**TASK STATEMENT**
Every line below that includes "icon" counts toward the total. Report that total alone.

(Data records for software interfaces)

# # # #

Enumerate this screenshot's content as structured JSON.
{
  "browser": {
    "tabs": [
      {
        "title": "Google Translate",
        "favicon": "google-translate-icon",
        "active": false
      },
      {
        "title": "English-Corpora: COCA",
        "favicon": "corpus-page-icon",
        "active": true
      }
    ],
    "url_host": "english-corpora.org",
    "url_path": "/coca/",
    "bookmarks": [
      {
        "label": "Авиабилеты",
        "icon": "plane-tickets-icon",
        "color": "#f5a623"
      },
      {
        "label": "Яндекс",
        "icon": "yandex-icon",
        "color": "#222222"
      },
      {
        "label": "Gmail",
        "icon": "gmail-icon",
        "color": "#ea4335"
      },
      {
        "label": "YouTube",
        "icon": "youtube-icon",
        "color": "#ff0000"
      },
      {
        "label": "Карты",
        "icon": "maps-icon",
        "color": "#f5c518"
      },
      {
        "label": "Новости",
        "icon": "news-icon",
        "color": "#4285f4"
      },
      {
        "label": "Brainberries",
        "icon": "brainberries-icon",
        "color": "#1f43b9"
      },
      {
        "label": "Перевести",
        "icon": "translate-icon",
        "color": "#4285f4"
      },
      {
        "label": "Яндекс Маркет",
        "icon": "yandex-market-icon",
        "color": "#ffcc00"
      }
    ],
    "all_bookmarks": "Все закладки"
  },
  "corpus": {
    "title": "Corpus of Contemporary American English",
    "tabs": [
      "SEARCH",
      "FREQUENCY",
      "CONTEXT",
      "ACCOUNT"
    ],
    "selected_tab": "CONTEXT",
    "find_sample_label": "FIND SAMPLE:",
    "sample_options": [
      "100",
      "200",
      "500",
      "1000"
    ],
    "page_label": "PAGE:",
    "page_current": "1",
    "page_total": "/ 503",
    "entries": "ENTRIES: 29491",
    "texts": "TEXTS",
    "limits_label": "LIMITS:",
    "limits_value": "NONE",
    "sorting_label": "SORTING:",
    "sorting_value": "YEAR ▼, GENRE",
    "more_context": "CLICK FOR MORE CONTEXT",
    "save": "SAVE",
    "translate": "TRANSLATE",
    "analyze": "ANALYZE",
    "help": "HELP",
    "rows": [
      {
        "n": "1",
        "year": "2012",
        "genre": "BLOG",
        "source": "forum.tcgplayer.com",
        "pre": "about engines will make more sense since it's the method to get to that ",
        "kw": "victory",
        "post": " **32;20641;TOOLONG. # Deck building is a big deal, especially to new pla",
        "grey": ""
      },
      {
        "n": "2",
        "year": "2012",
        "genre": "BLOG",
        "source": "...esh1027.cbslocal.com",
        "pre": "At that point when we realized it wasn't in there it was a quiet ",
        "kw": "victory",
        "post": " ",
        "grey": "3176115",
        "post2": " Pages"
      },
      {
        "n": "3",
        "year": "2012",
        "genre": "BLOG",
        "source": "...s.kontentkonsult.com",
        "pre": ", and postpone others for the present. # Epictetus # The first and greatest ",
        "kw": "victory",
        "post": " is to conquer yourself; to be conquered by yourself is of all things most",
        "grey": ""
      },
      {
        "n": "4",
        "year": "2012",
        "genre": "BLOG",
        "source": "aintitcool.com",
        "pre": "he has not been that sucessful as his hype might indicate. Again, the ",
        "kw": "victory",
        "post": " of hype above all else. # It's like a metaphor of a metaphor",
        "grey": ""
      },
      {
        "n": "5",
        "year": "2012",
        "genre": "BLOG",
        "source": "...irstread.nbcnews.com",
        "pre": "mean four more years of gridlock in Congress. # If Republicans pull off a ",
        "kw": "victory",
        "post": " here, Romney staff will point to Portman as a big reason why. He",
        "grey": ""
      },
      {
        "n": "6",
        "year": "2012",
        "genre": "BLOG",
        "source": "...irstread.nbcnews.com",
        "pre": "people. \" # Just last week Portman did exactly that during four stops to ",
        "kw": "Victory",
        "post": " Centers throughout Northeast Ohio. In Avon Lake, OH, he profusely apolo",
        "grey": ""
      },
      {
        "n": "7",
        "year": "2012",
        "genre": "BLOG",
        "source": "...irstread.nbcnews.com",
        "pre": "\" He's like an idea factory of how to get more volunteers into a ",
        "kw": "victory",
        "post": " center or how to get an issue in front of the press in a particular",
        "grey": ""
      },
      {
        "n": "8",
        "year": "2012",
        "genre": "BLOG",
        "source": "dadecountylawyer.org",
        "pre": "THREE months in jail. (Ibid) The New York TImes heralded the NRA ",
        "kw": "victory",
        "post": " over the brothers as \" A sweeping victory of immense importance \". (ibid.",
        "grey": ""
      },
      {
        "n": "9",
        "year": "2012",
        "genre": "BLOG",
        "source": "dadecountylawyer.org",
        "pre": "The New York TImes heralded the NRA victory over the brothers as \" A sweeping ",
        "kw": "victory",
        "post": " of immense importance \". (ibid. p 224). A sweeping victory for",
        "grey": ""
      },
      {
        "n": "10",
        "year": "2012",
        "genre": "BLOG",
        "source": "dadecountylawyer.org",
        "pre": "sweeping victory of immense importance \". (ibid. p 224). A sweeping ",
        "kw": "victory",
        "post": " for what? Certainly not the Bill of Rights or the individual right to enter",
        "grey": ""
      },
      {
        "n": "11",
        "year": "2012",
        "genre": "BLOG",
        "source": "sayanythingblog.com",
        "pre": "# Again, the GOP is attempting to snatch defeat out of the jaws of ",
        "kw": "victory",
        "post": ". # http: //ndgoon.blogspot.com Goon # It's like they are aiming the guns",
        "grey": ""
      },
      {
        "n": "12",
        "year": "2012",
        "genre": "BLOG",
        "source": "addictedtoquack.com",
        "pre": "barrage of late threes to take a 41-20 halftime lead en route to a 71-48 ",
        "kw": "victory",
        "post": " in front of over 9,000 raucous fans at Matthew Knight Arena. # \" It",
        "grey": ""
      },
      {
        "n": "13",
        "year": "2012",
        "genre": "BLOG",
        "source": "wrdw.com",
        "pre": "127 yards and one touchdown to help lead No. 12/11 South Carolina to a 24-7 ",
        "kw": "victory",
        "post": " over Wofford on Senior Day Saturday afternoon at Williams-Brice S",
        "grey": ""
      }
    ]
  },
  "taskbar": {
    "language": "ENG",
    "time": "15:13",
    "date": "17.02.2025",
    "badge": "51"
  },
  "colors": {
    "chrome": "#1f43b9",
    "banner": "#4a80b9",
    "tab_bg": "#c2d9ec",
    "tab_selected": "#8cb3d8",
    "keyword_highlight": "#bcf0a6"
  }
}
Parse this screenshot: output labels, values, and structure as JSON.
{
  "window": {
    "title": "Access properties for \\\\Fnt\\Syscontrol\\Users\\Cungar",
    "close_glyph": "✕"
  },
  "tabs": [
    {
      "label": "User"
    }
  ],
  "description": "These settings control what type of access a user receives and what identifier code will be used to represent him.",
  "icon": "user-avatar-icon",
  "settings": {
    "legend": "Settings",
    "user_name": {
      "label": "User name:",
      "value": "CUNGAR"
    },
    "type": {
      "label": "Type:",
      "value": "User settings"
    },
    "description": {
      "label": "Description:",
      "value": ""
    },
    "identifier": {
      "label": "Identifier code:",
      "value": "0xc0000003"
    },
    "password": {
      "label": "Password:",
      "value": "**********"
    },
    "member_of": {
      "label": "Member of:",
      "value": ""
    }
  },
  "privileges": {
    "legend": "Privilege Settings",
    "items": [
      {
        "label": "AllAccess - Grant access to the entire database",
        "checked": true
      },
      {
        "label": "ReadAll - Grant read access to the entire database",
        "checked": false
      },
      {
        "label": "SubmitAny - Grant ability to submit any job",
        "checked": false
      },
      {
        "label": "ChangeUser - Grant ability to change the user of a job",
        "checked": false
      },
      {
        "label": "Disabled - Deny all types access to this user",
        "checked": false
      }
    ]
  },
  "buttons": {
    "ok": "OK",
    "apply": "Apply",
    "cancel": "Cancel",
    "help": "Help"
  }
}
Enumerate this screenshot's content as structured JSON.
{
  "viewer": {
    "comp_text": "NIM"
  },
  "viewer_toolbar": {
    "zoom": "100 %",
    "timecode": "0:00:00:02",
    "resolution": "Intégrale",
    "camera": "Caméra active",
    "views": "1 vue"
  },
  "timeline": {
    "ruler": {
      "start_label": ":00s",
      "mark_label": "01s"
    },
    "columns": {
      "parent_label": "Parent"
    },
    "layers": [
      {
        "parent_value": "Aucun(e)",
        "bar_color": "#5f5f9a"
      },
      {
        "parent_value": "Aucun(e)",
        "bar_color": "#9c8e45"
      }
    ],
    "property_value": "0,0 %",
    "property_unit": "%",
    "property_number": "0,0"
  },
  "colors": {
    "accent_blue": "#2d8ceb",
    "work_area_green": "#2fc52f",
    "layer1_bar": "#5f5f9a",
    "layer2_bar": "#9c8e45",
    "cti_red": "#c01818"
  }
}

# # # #

**THE ANSWER**
12